So substituting negative 4, negative 4 squared plus 4 times negative 4, is that greater than negative 3? Simplifying, I have 16 minus 16, which is 0. And 0 is greater than negative 3, so I know that my first interval is a part of my solution region. Then, I'm going to test the point, negative 2, by substituting negative 2 into my inequality. Negative 2 squared is 4. This will give me minus 8. 4 minus 8 is negative 4, which is not greater than negative 3, so I know that my second point, negative 2, is not part of my solution.

And finally, my last value 0-- 0 squared is zero plus 0. 0 is greater than negative 3, so I know that my last test value works. So negative 2 was not in my solution region, but negative 4 and 0 were. And so I know that this interval that is greater than negative 1 and this interval that is less than negative 3 represent my solution region.

So finally, let's review how we can write our answer in either set notation or interval notation. Our first example is represented by this shaded region on the number line. And so in set notation, we would write that as all x values, such that x is greater than or equal to negative 5 and less than or equal to negative 1. And in interval notation, we would use square braces with the values of negative 5 to negative 1 included in the interval.

Our second example had a number line with these two shaded regions for our solution. So in set notation, we would write this as all x values, such that x is less than negative 3 or greater than negative 1. And in interval notation, we would write it as the union of two intervals, using curved parentheses, from negative infinity to negative 3 and from negative 1 to positive infinity.

So let's go over our key points from today. The solution to a quadratic inequality is a range of x values that make the inequality statement true. And the process for solving a quadratic inequality is one, solve as an equation set equal to 0; two, use solutions to the equation to create intervals on a number line; three, choose a test value that falls within each interval on the number line; and four, plug each test value into the inequality to identify the solution regions.

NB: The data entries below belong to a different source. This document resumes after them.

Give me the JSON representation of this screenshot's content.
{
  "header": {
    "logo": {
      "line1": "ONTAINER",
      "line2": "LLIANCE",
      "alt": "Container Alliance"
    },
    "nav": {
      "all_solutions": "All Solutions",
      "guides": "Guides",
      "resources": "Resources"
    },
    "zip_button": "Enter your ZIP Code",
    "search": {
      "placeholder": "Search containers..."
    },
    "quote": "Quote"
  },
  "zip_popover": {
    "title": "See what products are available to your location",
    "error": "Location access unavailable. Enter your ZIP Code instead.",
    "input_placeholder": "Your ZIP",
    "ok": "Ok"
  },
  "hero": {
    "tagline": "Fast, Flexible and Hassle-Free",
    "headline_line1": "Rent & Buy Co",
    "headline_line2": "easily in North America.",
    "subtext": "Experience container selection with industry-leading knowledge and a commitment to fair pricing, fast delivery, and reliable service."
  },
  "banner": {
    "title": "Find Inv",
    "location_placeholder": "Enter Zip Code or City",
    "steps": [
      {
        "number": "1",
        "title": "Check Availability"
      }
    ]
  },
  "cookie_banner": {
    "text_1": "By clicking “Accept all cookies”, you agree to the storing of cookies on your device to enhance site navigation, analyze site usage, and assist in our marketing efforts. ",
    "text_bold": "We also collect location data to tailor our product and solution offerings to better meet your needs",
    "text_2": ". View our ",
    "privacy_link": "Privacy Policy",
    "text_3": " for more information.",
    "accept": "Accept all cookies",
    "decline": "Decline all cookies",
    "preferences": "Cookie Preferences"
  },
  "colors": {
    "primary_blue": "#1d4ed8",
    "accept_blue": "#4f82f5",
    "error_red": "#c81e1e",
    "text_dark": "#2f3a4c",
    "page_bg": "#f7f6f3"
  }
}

So I hope that these key points and examples helped you understand a little bit more about quadratic inequalities. Keep using your notes and keep on practicing, and soon, you'll be a pro. Thanks for watching.